By Lazarus Barnhill
At dark I saw the moon and thought of you:
her circle, full dripping ivory light, so possessed
the night that the brightest worlds wore timid
And when the rising tide, excited, my bareness caressed—
both pushing and pulling at once—again I thought of you.
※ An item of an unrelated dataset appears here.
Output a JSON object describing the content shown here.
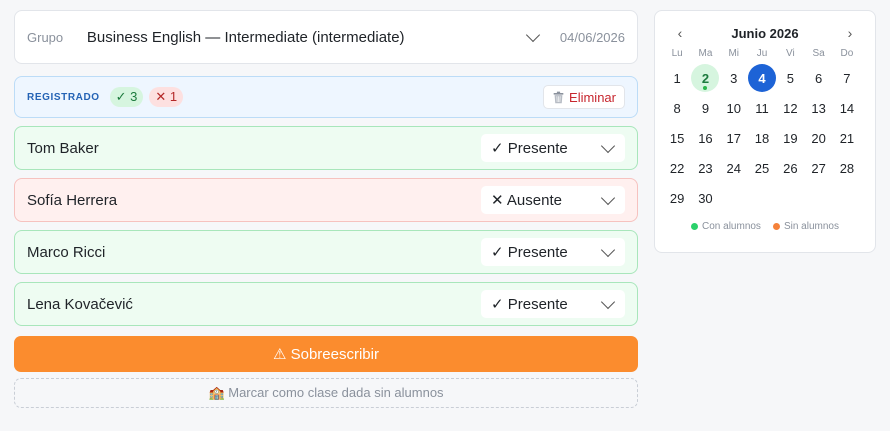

And when, among the limbs by
breeze made limber, the fleeting brush of musk
I thought of you, and heard your whisper in
So, sound and sight and scent and touch,
in memories—clear and sweet—though not
in my embrace.
And no remembrance, despite how endearingly pleasant,
Can fill the longing it creates or take your place.
My moon, my ocean, musk and forest true,
Be here in my arms and cease this remembering of you.